■ Problem statement ■
When the data below is printed, every line must match exactly and the images must be absent.

+++ Records for this task

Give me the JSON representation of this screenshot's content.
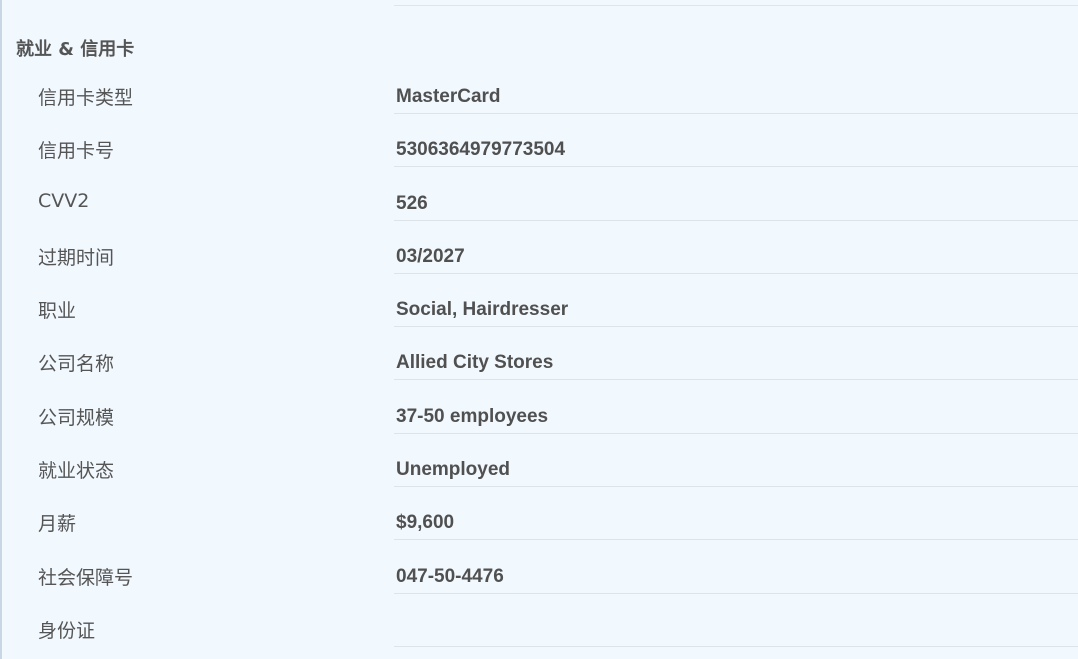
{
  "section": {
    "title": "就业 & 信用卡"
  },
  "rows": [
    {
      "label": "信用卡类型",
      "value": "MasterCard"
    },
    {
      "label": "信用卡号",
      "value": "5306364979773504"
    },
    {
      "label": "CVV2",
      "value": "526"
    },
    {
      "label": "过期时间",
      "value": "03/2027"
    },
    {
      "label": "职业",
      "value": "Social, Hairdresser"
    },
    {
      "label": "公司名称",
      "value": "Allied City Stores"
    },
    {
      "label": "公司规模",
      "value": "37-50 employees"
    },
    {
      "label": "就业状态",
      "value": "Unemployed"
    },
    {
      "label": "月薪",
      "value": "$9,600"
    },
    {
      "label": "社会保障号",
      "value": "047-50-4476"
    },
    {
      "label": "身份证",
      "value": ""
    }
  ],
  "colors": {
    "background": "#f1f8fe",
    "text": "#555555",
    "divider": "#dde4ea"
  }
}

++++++

■ Solution for this exercise ■
Give me the JSON representation of this screenshot's content.
{
  "section": {
    "title": "就业 & 信用卡"
  },
  "rows": [
    {
      "label": "信用卡类型",
      "value": "MasterCard"
    },
    {
      "label": "信用卡号",
      "value": "5306364979773504"
    },
    {
      "label": "CVV2",
      "value": "526"
    },
    {
      "label": "过期时间",
      "value": "03/2027"
    },
    {
      "label": "职业",
      "value": "Social, Hairdresser"
    },
    {
      "label": "公司名称",
      "value": "Allied City Stores"
    },
    {
      "label": "公司规模",
      "value": "37-50 employees"
    },
    {
      "label": "就业状态",
      "value": "Unemployed"
    },
    {
      "label": "月薪",
      "value": "$9,600"
    },
    {
      "label": "社会保障号",
      "value": "047-50-4476"
    },
    {
      "label": "身份证",
      "value": ""
    }
  ],
  "colors": {
    "background": "#f1f8fe",
    "text": "#555555",
    "divider": "#dde4ea"
  }
}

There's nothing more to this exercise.